● **What the exercise asks**
Write the entries out again. Every character must match.

● **Available data**

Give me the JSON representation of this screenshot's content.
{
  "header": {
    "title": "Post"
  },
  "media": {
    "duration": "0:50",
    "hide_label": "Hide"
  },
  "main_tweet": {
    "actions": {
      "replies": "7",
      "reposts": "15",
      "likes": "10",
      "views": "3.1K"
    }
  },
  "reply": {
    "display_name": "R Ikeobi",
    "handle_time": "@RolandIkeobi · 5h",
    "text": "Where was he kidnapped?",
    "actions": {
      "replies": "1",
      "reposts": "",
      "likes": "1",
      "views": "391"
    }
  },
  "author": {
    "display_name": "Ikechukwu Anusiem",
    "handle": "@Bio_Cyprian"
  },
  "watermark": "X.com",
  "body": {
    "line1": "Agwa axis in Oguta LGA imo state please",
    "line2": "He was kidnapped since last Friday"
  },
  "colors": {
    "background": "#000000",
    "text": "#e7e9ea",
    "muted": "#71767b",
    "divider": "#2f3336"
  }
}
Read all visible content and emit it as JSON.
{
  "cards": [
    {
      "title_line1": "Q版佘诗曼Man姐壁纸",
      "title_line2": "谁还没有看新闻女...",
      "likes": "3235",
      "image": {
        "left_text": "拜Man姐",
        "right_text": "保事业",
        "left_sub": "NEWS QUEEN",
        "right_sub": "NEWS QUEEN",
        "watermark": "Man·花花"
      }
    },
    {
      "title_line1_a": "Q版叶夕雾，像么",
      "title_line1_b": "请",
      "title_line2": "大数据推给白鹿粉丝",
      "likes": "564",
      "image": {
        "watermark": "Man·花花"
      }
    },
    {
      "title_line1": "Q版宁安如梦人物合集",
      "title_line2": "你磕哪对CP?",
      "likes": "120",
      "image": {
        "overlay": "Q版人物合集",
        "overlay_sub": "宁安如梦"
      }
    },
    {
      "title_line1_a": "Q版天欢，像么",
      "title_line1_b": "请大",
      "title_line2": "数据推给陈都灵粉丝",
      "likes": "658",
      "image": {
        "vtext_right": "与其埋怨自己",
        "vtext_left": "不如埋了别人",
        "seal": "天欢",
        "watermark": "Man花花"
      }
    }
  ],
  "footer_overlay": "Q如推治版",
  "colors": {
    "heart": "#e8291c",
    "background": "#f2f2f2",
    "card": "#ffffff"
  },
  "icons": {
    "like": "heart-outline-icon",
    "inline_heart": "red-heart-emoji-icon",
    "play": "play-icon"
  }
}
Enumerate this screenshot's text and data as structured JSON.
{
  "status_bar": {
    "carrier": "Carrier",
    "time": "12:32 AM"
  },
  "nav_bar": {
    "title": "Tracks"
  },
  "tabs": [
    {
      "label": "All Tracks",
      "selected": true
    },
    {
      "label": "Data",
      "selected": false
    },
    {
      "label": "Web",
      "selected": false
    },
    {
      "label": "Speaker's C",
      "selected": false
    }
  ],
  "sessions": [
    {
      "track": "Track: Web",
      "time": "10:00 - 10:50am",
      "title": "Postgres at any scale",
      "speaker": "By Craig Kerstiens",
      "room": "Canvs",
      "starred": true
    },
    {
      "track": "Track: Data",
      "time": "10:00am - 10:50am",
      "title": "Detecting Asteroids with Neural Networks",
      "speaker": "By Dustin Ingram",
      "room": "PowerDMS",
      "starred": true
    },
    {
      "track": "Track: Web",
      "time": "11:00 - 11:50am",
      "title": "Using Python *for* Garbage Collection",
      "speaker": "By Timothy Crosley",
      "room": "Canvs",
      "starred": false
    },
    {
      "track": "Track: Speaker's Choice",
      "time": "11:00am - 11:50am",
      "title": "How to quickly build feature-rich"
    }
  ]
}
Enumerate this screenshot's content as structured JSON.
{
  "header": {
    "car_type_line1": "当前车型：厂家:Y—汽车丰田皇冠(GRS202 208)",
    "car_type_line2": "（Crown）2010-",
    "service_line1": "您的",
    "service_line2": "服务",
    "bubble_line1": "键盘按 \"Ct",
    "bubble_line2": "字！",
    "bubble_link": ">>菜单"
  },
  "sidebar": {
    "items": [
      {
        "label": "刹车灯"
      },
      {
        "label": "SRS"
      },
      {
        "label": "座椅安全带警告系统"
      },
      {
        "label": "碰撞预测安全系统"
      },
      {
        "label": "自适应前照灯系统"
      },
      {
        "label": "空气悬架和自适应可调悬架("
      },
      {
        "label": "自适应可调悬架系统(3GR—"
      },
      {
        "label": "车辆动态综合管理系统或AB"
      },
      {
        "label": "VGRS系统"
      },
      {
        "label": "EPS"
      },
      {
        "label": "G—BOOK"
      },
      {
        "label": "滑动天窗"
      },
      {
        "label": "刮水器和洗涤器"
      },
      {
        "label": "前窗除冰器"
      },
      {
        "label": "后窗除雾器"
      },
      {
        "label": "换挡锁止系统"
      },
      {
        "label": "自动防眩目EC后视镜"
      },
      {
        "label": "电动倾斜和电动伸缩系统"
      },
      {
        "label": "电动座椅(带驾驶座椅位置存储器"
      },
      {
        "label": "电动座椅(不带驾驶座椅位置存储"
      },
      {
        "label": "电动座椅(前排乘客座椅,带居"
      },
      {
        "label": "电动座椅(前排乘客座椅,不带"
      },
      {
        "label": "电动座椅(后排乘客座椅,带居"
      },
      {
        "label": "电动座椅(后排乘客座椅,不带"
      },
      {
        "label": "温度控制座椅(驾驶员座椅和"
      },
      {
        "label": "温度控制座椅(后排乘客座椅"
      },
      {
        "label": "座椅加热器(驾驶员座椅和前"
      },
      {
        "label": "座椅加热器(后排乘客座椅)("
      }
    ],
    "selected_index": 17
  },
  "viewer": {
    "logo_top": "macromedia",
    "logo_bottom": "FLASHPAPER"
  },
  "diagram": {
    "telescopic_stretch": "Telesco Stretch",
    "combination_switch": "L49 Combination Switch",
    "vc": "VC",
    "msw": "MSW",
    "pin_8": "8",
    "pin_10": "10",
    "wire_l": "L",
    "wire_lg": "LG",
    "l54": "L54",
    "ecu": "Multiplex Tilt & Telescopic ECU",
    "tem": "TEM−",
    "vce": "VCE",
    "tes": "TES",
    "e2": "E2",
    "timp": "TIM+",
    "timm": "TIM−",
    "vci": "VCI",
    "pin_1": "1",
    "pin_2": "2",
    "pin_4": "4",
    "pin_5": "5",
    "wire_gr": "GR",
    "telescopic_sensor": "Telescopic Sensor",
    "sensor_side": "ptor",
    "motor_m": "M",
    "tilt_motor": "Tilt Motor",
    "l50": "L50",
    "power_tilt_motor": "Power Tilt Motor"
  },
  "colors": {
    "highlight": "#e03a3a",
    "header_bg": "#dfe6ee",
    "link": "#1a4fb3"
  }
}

● **Result of the exercise**
Give me the JSON representation of this screenshot's content.
{
  "header": {
    "title": "Post"
  },
  "media": {
    "duration": "0:50",
    "hide_label": "Hide"
  },
  "main_tweet": {
    "actions": {
      "replies": "7",
      "reposts": "15",
      "likes": "10",
      "views": "3.1K"
    }
  },
  "reply": {
    "display_name": "R Ikeobi",
    "handle_time": "@RolandIkeobi · 5h",
    "text": "Where was he kidnapped?",
    "actions": {
      "replies": "1",
      "reposts": "",
      "likes": "1",
      "views": "391"
    }
  },
  "author": {
    "display_name": "Ikechukwu Anusiem",
    "handle": "@Bio_Cyprian"
  },
  "watermark": "X.com",
  "body": {
    "line1": "Agwa axis in Oguta LGA imo state please",
    "line2": "He was kidnapped since last Friday"
  },
  "colors": {
    "background": "#000000",
    "text": "#e7e9ea",
    "muted": "#71767b",
    "divider": "#2f3336"
  }
}
Read all visible content and emit it as JSON.
{
  "cards": [
    {
      "title_line1": "Q版佘诗曼Man姐壁纸",
      "title_line2": "谁还没有看新闻女...",
      "likes": "3235",
      "image": {
        "left_text": "拜Man姐",
        "right_text": "保事业",
        "left_sub": "NEWS QUEEN",
        "right_sub": "NEWS QUEEN",
        "watermark": "Man·花花"
      }
    },
    {
      "title_line1_a": "Q版叶夕雾，像么",
      "title_line1_b": "请",
      "title_line2": "大数据推给白鹿粉丝",
      "likes": "564",
      "image": {
        "watermark": "Man·花花"
      }
    },
    {
      "title_line1": "Q版宁安如梦人物合集",
      "title_line2": "你磕哪对CP?",
      "likes": "120",
      "image": {
        "overlay": "Q版人物合集",
        "overlay_sub": "宁安如梦"
      }
    },
    {
      "title_line1_a": "Q版天欢，像么",
      "title_line1_b": "请大",
      "title_line2": "数据推给陈都灵粉丝",
      "likes": "658",
      "image": {
        "vtext_right": "与其埋怨自己",
        "vtext_left": "不如埋了别人",
        "seal": "天欢",
        "watermark": "Man花花"
      }
    }
  ],
  "footer_overlay": "Q如推治版",
  "colors": {
    "heart": "#e8291c",
    "background": "#f2f2f2",
    "card": "#ffffff"
  },
  "icons": {
    "like": "heart-outline-icon",
    "inline_heart": "red-heart-emoji-icon",
    "play": "play-icon"
  }
}
Enumerate this screenshot's text and data as structured JSON.
{
  "status_bar": {
    "carrier": "Carrier",
    "time": "12:32 AM"
  },
  "nav_bar": {
    "title": "Tracks"
  },
  "tabs": [
    {
      "label": "All Tracks",
      "selected": true
    },
    {
      "label": "Data",
      "selected": false
    },
    {
      "label": "Web",
      "selected": false
    },
    {
      "label": "Speaker's C",
      "selected": false
    }
  ],
  "sessions": [
    {
      "track": "Track: Web",
      "time": "10:00 - 10:50am",
      "title": "Postgres at any scale",
      "speaker": "By Craig Kerstiens",
      "room": "Canvs",
      "starred": true
    },
    {
      "track": "Track: Data",
      "time": "10:00am - 10:50am",
      "title": "Detecting Asteroids with Neural Networks",
      "speaker": "By Dustin Ingram",
      "room": "PowerDMS",
      "starred": true
    },
    {
      "track": "Track: Web",
      "time": "11:00 - 11:50am",
      "title": "Using Python *for* Garbage Collection",
      "speaker": "By Timothy Crosley",
      "room": "Canvs",
      "starred": false
    },
    {
      "track": "Track: Speaker's Choice",
      "time": "11:00am - 11:50am",
      "title": "How to quickly build feature-rich"
    }
  ]
}
Enumerate this screenshot's content as structured JSON.
{
  "header": {
    "car_type_line1": "当前车型：厂家:Y—汽车丰田皇冠(GRS202 208)",
    "car_type_line2": "（Crown）2010-",
    "service_line1": "您的",
    "service_line2": "服务",
    "bubble_line1": "键盘按 \"Ct",
    "bubble_line2": "字！",
    "bubble_link": ">>菜单"
  },
  "sidebar": {
    "items": [
      {
        "label": "刹车灯"
      },
      {
        "label": "SRS"
      },
      {
        "label": "座椅安全带警告系统"
      },
      {
        "label": "碰撞预测安全系统"
      },
      {
        "label": "自适应前照灯系统"
      },
      {
        "label": "空气悬架和自适应可调悬架("
      },
      {
        "label": "自适应可调悬架系统(3GR—"
      },
      {
        "label": "车辆动态综合管理系统或AB"
      },
      {
        "label": "VGRS系统"
      },
      {
        "label": "EPS"
      },
      {
        "label": "G—BOOK"
      },
      {
        "label": "滑动天窗"
      },
      {
        "label": "刮水器和洗涤器"
      },
      {
        "label": "前窗除冰器"
      },
      {
        "label": "后窗除雾器"
      },
      {
        "label": "换挡锁止系统"
      },
      {
        "label": "自动防眩目EC后视镜"
      },
      {
        "label": "电动倾斜和电动伸缩系统"
      },
      {
        "label": "电动座椅(带驾驶座椅位置存储器"
      },
      {
        "label": "电动座椅(不带驾驶座椅位置存储"
      },
      {
        "label": "电动座椅(前排乘客座椅,带居"
      },
      {
        "label": "电动座椅(前排乘客座椅,不带"
      },
      {
        "label": "电动座椅(后排乘客座椅,带居"
      },
      {
        "label": "电动座椅(后排乘客座椅,不带"
      },
      {
        "label": "温度控制座椅(驾驶员座椅和"
      },
      {
        "label": "温度控制座椅(后排乘客座椅"
      },
      {
        "label": "座椅加热器(驾驶员座椅和前"
      },
      {
        "label": "座椅加热器(后排乘客座椅)("
      }
    ],
    "selected_index": 17
  },
  "viewer": {
    "logo_top": "macromedia",
    "logo_bottom": "FLASHPAPER"
  },
  "diagram": {
    "telescopic_stretch": "Telesco Stretch",
    "combination_switch": "L49 Combination Switch",
    "vc": "VC",
    "msw": "MSW",
    "pin_8": "8",
    "pin_10": "10",
    "wire_l": "L",
    "wire_lg": "LG",
    "l54": "L54",
    "ecu": "Multiplex Tilt & Telescopic ECU",
    "tem": "TEM−",
    "vce": "VCE",
    "tes": "TES",
    "e2": "E2",
    "timp": "TIM+",
    "timm": "TIM−",
    "vci": "VCI",
    "pin_1": "1",
    "pin_2": "2",
    "pin_4": "4",
    "pin_5": "5",
    "wire_gr": "GR",
    "telescopic_sensor": "Telescopic Sensor",
    "sensor_side": "ptor",
    "motor_m": "M",
    "tilt_motor": "Tilt Motor",
    "l50": "L50",
    "power_tilt_motor": "Power Tilt Motor"
  },
  "colors": {
    "highlight": "#e03a3a",
    "header_bg": "#dfe6ee",
    "link": "#1a4fb3"
  }
}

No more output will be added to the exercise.